§ **Materials provided**:
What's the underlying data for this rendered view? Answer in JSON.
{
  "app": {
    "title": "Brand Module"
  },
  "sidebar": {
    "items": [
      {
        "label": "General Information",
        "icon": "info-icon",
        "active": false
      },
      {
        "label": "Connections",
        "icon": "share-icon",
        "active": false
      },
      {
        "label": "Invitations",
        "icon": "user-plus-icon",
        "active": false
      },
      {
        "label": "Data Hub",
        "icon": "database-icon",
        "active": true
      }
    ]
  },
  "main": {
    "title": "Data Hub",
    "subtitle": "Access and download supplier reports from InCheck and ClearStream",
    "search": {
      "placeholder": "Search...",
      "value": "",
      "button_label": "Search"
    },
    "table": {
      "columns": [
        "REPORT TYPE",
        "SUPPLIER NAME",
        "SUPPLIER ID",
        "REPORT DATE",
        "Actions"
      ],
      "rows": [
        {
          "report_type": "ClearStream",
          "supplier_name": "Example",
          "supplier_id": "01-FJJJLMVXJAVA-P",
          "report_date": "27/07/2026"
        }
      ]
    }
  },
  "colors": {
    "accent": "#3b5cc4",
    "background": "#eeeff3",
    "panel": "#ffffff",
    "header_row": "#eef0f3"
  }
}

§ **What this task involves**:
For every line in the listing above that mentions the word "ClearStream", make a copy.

§ **Result**:
    "subtitle": "Access and download supplier reports from InCheck and ClearStream",
          "report_type": "ClearStream",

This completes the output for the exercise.